An anti-inflammatory effect of vitamin C has also been observed both clinically and in cultured human cells. Laboratory studies have shown that vitamin C inhibits activation of transcription factor NFκB, a transcription factor responsible for the production of a number of pro-inflammatory cytokines such as TNF-alpha, IL-6 and IL-8. These cytokines are responsible for a number of inflammatory pathways implicated in a wide range of inflammatory dermatoses. Studies have shown that vitamin C can promote wound healing and prevent post-inflammatory hyperpigmentation3. However, the evidence remains limited and vitamin C is not widely used in practice for inflammatory dermatoses.
Vitamin C also plays a role as an anti-pigmentation agent. It interacts with copper ions at tyrosinase-active sites and inhibits the action of the enzyme tyrosinase — the main enzyme responsible for the conversion of tyrosine into melanin — and thereby decreasing melanin formation42,43. A clinical study examining the effect of a topical formulation containing 5% vitamin C and a chemical penetration enhancer reported a significant decrease in pigmentation caused by melasma after 16 weeks44. Although vitamin C has been shown to suppress melanin production, its clinical effects may not be as effective as other topical products containing hydroquinone45.

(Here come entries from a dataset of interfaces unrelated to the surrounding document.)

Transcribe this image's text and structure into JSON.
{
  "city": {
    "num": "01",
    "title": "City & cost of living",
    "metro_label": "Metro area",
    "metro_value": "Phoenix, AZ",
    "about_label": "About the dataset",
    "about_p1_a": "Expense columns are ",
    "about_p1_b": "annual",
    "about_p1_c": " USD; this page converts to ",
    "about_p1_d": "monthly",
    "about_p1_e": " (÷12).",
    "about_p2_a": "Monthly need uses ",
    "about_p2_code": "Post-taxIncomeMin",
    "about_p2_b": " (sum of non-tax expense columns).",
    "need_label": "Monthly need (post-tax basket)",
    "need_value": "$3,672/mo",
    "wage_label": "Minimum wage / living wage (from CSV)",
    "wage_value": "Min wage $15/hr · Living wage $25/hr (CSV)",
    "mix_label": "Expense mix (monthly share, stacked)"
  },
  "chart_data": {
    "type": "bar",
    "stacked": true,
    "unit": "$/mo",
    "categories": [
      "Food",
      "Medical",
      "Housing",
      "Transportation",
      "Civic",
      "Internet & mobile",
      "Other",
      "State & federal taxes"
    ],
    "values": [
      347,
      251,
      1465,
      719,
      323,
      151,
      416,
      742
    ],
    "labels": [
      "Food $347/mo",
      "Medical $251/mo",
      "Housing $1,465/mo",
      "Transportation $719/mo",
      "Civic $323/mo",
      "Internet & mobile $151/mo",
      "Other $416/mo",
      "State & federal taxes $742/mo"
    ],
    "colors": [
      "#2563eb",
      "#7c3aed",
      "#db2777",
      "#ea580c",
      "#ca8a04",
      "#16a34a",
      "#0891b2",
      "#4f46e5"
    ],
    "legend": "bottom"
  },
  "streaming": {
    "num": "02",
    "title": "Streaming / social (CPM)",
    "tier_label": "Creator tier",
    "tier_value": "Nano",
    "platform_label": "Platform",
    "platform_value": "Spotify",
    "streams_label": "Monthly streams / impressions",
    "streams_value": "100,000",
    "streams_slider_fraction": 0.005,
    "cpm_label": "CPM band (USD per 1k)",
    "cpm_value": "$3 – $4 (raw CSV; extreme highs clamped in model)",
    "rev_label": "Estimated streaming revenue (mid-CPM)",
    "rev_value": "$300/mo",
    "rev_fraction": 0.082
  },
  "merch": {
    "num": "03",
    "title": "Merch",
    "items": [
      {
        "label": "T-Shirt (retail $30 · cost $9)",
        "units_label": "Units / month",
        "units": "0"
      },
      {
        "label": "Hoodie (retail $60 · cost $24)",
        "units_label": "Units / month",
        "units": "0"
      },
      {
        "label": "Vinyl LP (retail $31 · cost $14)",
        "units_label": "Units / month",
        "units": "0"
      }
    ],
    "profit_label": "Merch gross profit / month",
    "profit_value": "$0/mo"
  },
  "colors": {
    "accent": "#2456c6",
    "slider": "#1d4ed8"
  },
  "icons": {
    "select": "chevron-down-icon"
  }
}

Adverse reactions of vitamin C
Vitamin C is generally well-tolerated and has a good safety profile. The combination of vitamin C with other topical anti-ageing agents has been used without any reports of significant adverse reactions. Minor adverse reactions such as skin irritation and oxidative changes of vitamin C causing yellow staining of the skin and clothes, and hypopigmented hair can occur18. Rarely, contact dermatitis has been reported46–48.
Clinical studies on the efficacy of different formulations of topical vitamin C in human skin remain limited. The challenge lies with developing a stable formulation and finding the most efficient transepidermal delivery method for the esterified forms of vitamin C (e.g. ascorbyl palmitate, MAP etc.) in order to maximise the concentration of active vitamin C in the skin. Recent studies have shown that methods such as nanoparticles, multi-layered microemulsions for graded delivery, ultrasound, iontophoresis, laser resurfacing, and microdermabrasion can help to enhance penetration of vitamin C18,49,50. However, these studies remain small and there are no comparative studies to determine the optimal delivery method. Also, further larger studies are needed to confirm the synergistic effect of vitamin C with other antioxidants and growth factors. Methods to deliver huge doses of vitamin C via oral and intravenous means have been explored, however, their effectiveness on the skin remains controversial5,32, again due to the reduced bioavailability of the vitamin at sufficiently high concentrations in the skin.
Continuous efforts are being made to research into other benefits of vitamin C and these include the effects of vitamin C on hair growth, wound healing, smoking-related skin ageing, scars, and striae51–55.
Vitamin C is one the most powerful antioxidants in the skin. Due to its antioxidant, neocollagenesis and skin lightening properties, its clinical applications range from photoprotection, anti-ageing, and anti-pigmentation. With an excellent safety profile, it has become a popular cosmeceutical agent. However, clinical studies on the efficacy of vitamin C remain limited and the challenge lies in finding the most stable and permeable formulation in achieving the optimal results.